At last, a legitimate and well-distributed reissue of everything the Leaves released on Mira between 1965 and 1966: the entire Hey Joe
album, all of the non-LP songs from their singles, the single version
of "Too Many People," and three versions of "Hey Joe" (from the hit
single and two previous 45s which used slightly different arrangements).
This is not the complete work of the Leaves, as it doesn't include anything from their 1967 Capitol LP All the Good That's Happening, but this is no loss, as that album was pretty lousy. (Two covers of unspecified origin from the compilation 1966 are also missing.) Although the Leaves were erratic, at their best they were a fine band who drew from the Byrds' folk-rock, the Beatles' melodicism, and the hard rock of the Rolling Stones,
as best heard on "Hey Joe" and the less celebrated "Too Many People,"
"Be With You," "Just a Memory," "Dr. Stone," "Funny Little World," and
"Words." The reissue is enhanced by the detailed history in the
accompanying 16-page booklet.(allmusic.com)
The band was far better than her reputation under music critics. The Sundazed compilation shows that.
Sorry no booklet. Maybe some kind soul have it and could post it...:-)
Frank Flac mp3@320 Complete Artwork Here
After their eponymous Planet Records debut full-length, the Plimsouls took the major-label bait and signed on with Geffen Records. Everywhere at Once,
their first Geffen album, has mixed results.

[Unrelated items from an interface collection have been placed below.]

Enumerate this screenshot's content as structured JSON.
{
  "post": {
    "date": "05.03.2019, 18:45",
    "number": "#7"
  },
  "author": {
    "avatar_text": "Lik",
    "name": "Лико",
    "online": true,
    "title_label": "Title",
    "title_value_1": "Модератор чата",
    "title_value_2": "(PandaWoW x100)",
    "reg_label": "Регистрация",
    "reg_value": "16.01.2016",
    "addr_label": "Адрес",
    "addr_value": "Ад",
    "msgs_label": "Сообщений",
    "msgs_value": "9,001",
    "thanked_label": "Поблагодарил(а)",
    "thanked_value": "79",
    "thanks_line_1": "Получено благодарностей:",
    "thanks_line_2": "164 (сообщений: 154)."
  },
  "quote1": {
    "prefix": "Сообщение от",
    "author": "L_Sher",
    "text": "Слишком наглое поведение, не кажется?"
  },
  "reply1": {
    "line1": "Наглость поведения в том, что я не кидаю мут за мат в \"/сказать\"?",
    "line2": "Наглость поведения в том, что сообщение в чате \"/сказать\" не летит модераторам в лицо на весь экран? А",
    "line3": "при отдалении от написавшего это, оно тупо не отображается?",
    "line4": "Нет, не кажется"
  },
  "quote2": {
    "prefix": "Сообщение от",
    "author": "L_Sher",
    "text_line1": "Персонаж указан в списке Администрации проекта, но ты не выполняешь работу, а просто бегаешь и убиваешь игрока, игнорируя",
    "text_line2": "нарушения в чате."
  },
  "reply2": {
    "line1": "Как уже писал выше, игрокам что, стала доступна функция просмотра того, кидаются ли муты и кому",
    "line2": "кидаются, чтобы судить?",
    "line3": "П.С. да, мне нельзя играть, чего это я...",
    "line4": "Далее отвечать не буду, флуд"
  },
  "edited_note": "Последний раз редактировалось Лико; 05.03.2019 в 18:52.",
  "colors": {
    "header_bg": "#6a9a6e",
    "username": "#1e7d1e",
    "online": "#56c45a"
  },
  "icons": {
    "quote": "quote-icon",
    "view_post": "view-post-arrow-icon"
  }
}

While the change to a
major label did have a profound impact on the band, it wasn't always for
the best. While Jeff Eyrich's
somewhat heavy-handed production did take a little air out of their
performance, the end result is far less clinical than other major-label
mainstream rock records of the day. Everywhere at Once does contain the Plimsouls' greatest recorded achievement, "A Million Miles Away," which packs all of the passion and punch of some of John Lennon's finest recordings with a wonderful power-driven Byrds-like
arrangement. Other standouts on this record include "Play the Breaks"
which, while not quite as awesome as it is in a live performance (they
were possibly the finest live band in Los Angeles in this period), still
Formed in Los Angeles in 1978, the Plimsouls merged roots, retro and guitar rock with a ramshackle punk aesthetic. At a time when rock music was shifting gears, the Plimsouls'
brand of soul-punk -- a modern take on '60s soul, British Invasion and
garage rock sounds -- fit right in with the '80s post-punk American
guitar band movement. Known for their kinetic live performances, the Plimsouls had an exceptional frontman in singer/songwriter Peter Case
whose decision to pursue a solo career effectively ended their '80s
run, but whose songs have kept the group's slight catalog and legacy in
the public eye.
Case came to the Plimsouls with experience, having previously collaborated with Jack Lee and Paul Collins in the Nerves, a precursor-to-punk D.I.Y. group with a 1976 single, "Hangin' on the Telephone" (later recorded by Blondie). Living in L.A., Case started to play with locals Louie Ramírez (drums) and Dave Pahoa (bass) in 1979, and within the year Eddie Muñoz (of Austin's the Skunks) joined them on guitar. After recording one EP, Zero Hour
in 1980, and a self-titled album in 1981 that contained the now classic
power pop anthems "Zero Hour" and "Hush, Hush," the group self-financed
a single, "A Million Miles Away." The jangling guitar song was picked
up by influential FM station KROQ and thanks to trend-setting DJ Rodney Bingenheimer, the song became a local smash, catapulting the Plimsouls toward wider recognition. The inclusion of "A Million Miles Away" on the soundtrack to the cult film Valley Girl cemented the band's reputation as power pop icons and remains a timeless classic.
An album for Geffen, Everywhere at Once, followed in 1983 but ultimately, the liaison with the label was not a lasting one and the Plimsouls broke up shortly after its release. A testament to the band's stage power is the live document, One Night in America, released in 1988. Following the group's dissolution, Case
went on to record a solo album for Geffen; he remains a critically
admired and influential artist with a large folk, blues and rock
repertoire. In 1995-1996, the band, sans Ramírez, re-formed and played a few reunion dates with former Blondie drummer Clem Burke and released a new studio LP Kool Trash in 1998. In 2005, Oglio Records reissued One Night in America; the original lineup (with Bryan Head
on drums) remains together and continues to perform wherever and
whenever there's a demand for their unique soul-punk sound.